A recent study commissioned by UK law firm Slater & Gordon explores the state of marriage in the modern age. The study surveyed 2,000 married people on their deepest feelings about matrimony, divorce and the consequences of both.
Of those surveyed, a fifth described themselves as “trapped” by their marriage, and would decidedly end it, if they could only be assured of a secure financial future.
One quarter of the married people surveyed claim that they are not “in love” with their spouse anymore, and one in ten described their marriage as completely “loveless.”
The study also revealed that one in three women has at one time or another seriously considered ending their marriage.
Reasons for staying married, despite strong inclinations towards the alternative, included financial security, emotional hardship, and familial responsibilities. Frustrations voiced ranged from issues with sex lives to an over concern with money to a lack of fun.
Many do not have the courage to divorce, despite the circumstances, whether it be to avoid the above problems, or simply an overwhelming fear of being alone.
An alarming number (more than 50%) feel that their spouses take them for granted, and one in three have doubts about their marriage being “until death do us part.”
Four out of ten state that their marriage has continued to meet their pre-marital expectations, which seems higher than one may think, given the general tone of the study
Those surveyed were also asked to score their marital satisfaction out of 100% — the average score of those surveyed was 71%. This ratio is simultaneously discouraging and hopeful, given the rate of dissatisfaction voiced throughout the survey.
Similarly, 65% feel they married the right person, while 15% wishing they had married someone besides their spouse. One third of those surveyed wish it had worked out with a previous partner – lending credence to the old adage of “the one that got away.”
29% went so far as to say that they would advise the younger generation against getting married.

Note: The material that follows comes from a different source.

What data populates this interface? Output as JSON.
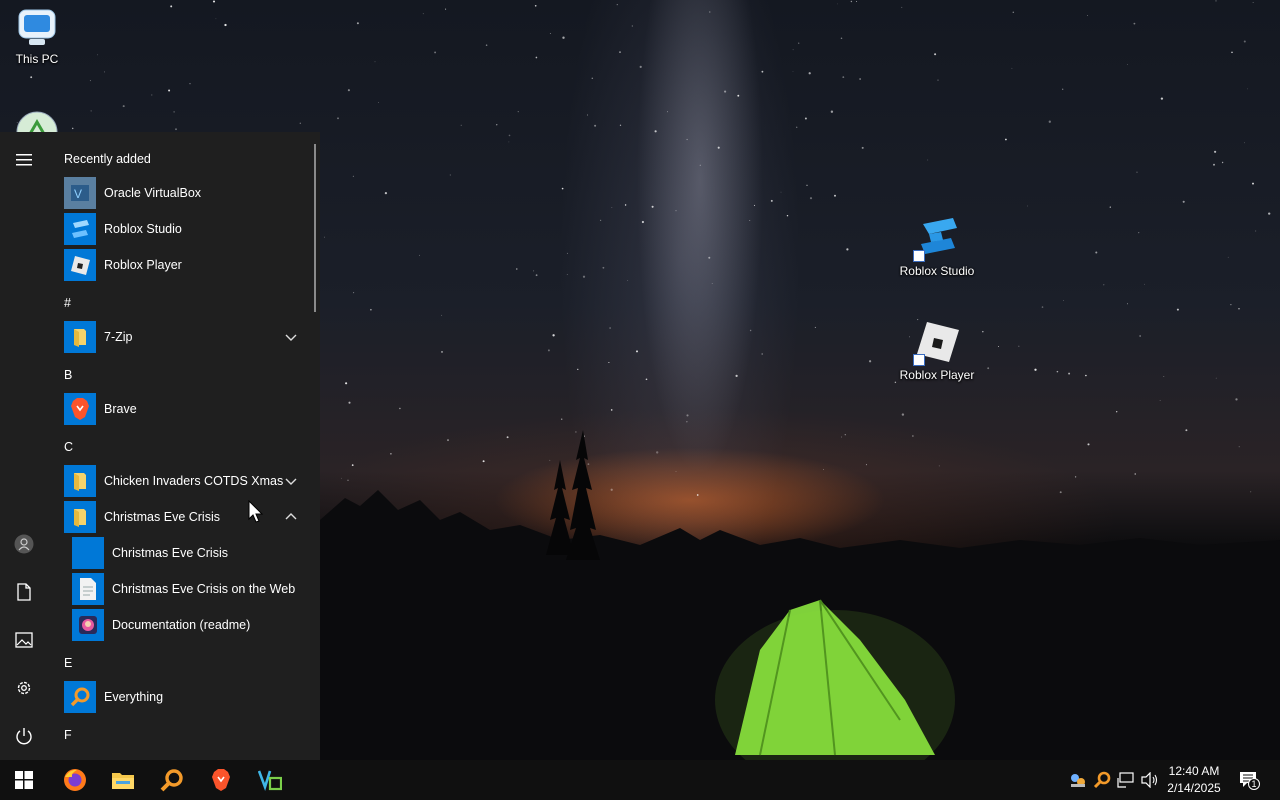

Divorce is a difficult decision, and while the numbers from this study can seem discouraging, they also expose an unfortunate predicament. Many people often times remain in unhappy or unhealthy marriages out of fear, obligation or guilt. If you are considering a separation from your spouse and want to discuss your options, Fields and Dennis can provide valuable insight in to your choices. You deserve to be happy, and sometimes pursuing that happiness is the hardest choice to make. Divorce is never easy, but sometimes neither is the alternative.